**Task**.
Search the entries below for "Create". Report each line where it occurs.

[[ The data, beginning ]]

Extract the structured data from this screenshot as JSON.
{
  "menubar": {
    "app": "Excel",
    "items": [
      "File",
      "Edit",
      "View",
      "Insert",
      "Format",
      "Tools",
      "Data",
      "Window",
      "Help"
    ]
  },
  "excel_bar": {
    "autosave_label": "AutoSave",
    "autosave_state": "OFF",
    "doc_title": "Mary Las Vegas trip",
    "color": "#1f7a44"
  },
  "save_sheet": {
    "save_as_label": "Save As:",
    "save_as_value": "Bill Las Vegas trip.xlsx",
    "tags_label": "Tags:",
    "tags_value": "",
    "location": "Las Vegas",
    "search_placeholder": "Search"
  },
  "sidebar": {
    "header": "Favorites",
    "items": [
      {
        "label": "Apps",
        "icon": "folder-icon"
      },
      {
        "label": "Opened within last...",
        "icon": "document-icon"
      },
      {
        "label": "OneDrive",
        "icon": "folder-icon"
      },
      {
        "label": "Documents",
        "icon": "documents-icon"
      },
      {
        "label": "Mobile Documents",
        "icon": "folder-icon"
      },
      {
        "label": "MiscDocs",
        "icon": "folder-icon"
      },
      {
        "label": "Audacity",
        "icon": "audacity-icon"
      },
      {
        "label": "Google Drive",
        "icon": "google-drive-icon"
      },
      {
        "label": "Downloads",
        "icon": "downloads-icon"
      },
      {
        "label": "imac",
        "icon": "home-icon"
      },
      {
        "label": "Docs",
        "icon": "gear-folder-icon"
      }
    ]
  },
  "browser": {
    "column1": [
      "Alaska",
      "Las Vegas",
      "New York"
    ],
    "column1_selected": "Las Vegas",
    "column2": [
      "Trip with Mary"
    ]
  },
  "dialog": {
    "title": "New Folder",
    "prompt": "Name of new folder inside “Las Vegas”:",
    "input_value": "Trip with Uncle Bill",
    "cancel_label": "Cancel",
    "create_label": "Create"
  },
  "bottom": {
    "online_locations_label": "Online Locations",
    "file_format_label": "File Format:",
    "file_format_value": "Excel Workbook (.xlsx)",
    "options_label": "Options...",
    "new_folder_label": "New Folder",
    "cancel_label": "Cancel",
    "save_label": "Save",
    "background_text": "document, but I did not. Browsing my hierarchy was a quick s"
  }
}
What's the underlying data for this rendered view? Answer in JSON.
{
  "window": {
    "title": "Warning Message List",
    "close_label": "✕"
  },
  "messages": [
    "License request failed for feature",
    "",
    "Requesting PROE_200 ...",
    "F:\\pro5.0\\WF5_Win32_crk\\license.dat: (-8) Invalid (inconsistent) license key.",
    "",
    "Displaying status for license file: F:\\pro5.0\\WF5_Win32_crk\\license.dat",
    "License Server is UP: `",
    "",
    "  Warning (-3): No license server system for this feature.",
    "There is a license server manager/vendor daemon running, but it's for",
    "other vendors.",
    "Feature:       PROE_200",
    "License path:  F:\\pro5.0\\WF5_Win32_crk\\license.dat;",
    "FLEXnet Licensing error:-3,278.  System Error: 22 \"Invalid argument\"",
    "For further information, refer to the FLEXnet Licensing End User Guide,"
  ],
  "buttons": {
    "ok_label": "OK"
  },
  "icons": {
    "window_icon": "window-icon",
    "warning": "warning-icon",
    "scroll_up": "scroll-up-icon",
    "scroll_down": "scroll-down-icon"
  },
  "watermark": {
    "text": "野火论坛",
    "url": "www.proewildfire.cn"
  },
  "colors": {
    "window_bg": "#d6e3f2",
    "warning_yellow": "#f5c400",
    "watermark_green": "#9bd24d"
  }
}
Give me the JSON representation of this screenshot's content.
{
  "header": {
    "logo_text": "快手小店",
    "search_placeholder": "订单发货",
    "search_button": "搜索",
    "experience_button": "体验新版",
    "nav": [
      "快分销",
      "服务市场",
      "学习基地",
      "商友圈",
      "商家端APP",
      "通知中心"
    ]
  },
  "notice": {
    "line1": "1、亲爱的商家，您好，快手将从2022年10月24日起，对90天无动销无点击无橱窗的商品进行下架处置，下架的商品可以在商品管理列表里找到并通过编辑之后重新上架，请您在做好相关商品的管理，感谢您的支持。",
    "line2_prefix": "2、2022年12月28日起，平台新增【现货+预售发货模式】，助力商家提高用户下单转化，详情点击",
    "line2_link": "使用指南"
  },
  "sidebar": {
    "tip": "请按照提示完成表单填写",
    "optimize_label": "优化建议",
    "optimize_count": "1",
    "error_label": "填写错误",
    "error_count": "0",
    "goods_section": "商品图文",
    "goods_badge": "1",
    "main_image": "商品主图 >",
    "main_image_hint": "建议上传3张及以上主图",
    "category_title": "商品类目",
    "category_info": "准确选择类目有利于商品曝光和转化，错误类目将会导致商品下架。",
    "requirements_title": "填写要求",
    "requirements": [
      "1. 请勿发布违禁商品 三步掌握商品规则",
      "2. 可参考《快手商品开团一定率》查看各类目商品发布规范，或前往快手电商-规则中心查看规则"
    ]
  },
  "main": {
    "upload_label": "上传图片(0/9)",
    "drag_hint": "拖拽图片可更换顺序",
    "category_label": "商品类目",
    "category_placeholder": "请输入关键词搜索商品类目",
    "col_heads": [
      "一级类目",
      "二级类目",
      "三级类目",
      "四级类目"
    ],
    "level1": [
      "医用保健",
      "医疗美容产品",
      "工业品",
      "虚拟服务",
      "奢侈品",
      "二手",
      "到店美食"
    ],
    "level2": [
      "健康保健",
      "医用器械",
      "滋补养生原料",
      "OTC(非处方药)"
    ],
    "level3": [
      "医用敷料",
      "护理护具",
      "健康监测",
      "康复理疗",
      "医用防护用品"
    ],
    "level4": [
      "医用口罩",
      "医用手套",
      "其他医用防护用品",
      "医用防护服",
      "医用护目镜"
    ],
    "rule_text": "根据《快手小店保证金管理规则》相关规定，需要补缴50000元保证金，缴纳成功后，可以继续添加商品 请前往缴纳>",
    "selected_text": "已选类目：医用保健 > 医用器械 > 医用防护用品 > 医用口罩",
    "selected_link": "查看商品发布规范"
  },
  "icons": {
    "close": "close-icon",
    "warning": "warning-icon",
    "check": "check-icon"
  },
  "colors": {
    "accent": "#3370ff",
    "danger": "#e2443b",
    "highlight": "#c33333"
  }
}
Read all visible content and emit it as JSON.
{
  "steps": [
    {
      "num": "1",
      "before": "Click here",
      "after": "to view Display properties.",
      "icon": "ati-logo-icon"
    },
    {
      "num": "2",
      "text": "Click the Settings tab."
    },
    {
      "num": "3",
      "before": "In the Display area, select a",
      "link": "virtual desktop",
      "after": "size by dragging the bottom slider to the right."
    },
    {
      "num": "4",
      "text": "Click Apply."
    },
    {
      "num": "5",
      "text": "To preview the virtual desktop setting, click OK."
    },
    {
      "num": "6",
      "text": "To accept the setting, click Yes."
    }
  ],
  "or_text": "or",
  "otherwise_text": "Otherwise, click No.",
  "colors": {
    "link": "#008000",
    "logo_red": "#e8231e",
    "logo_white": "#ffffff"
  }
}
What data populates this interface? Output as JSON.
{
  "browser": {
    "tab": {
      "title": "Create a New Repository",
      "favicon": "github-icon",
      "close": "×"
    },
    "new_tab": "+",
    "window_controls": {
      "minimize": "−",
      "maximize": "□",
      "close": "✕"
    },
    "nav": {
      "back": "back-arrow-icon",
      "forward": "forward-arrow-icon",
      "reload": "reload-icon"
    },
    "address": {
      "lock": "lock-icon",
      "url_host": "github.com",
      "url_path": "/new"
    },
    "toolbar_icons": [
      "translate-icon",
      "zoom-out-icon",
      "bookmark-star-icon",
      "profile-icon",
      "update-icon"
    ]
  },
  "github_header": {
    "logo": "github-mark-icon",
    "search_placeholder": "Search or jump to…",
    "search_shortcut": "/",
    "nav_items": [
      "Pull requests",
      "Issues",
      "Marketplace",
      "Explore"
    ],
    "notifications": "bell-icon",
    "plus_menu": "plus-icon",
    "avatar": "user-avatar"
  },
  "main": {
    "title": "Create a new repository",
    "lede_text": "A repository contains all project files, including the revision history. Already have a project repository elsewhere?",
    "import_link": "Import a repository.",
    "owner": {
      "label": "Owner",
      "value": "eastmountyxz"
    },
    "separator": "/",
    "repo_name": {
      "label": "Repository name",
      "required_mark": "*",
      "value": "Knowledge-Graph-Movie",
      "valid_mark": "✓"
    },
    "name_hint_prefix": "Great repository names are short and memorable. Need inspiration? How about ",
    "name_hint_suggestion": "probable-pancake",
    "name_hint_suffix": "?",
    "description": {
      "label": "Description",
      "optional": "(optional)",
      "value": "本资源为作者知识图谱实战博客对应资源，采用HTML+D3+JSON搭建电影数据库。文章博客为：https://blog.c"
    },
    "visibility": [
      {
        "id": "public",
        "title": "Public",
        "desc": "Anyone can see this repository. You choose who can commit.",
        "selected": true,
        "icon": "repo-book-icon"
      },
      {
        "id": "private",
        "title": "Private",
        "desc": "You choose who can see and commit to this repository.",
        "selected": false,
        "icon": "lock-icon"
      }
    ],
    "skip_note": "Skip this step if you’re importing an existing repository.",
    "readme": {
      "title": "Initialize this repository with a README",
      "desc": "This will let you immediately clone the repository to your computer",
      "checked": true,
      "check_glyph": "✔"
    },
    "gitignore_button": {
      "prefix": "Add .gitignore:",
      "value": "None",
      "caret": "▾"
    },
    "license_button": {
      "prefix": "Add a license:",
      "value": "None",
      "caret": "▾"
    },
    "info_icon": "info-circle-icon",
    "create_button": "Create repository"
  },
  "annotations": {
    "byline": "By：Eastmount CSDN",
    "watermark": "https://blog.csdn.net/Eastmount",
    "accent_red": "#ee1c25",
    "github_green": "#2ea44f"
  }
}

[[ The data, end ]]

**Answer to the exercise**.
    "create_label": "Create"
      "title": "Create a New Repository",
    "title": "Create a new repository",
    "create_button": "Create repository"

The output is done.